I hope these tips help in landing your dream internship. Also remember, confidence and persistence is key and the employer will notice your efforts!  

Editorial Credit
- Jaharra Simmons Spring 2015 

1 comment:

  1. This is a great article and as an IT Manager, I agree with 100% of it!

    - As Jaharra said, it is very important to research both the company and the position to show that you are well versed in both. It is absolutely essential that you ask questions during an interview to show that you've "done your homework". However, stay away from the "what's in it for me" type of questions.

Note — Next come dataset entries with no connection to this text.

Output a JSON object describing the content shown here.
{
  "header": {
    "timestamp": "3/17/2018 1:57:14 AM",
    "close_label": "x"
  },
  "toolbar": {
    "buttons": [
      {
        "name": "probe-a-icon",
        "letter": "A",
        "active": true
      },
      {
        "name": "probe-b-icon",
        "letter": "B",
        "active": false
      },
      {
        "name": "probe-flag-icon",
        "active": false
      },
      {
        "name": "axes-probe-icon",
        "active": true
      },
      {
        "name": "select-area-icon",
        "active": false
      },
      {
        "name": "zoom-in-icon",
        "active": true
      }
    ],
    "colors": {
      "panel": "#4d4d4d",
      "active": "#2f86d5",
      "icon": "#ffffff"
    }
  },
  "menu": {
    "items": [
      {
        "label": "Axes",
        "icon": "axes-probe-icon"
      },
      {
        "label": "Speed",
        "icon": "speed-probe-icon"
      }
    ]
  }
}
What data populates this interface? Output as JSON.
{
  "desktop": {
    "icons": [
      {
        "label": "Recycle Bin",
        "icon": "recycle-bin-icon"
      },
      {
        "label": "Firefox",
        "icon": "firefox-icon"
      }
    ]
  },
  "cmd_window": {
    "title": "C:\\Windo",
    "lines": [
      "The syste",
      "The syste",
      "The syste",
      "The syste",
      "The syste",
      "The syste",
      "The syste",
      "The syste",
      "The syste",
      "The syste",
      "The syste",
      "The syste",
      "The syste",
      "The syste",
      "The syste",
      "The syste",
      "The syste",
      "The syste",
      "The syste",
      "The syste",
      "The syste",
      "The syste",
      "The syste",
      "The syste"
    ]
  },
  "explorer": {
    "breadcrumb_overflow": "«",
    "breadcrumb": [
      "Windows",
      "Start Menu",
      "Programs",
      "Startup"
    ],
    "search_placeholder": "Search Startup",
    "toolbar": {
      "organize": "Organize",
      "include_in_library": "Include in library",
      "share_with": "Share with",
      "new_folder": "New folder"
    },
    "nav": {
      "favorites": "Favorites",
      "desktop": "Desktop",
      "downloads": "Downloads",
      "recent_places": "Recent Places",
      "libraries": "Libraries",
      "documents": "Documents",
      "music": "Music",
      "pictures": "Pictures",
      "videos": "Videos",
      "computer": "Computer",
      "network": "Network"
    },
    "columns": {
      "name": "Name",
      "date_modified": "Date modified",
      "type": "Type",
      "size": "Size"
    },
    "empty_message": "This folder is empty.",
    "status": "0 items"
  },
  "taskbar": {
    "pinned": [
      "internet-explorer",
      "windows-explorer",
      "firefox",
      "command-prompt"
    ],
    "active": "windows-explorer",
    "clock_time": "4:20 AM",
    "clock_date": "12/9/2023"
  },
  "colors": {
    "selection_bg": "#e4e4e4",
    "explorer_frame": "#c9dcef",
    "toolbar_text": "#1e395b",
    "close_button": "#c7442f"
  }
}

    - In many industries, recruiters search resumes by looking for special key word matches. Therefore, it's very important that your resume has as many key words, or "buzz words" as possible. Be sure to research some key terms associated with the position that you're applying for and strategically incorporate them into your resume. Make sure your resume reflects the skills required for the position you're applying for as well. It may help to have multiple versions of your resume too.

    - First impressions are big! Remember that you are judged from the moment you walk into the waiting room to be interviewed. Typically, hiring managers decide whether or not they're going to hire you within the first couple of minutes of meeting you, so always strive to make the best impression from the start.

    - The more you practice interviewing, the better you will become and the more comfortable you will become when the real interview occurs. Be sure to practice what you plan on saying, but make sure you practice your body language too. 70% of communication comes from your body language and it speaks louder than what comes out of your mouth. Think about it: someone who is slouched down in their chair avoiding eye contact with the recruiter and appearing disengaged saying "I am the best person for the position" translates to "I'm here for the interview, but I really don't care about the job, I'm not confident in my abilities, and I may not put my best effort forward if you hire me".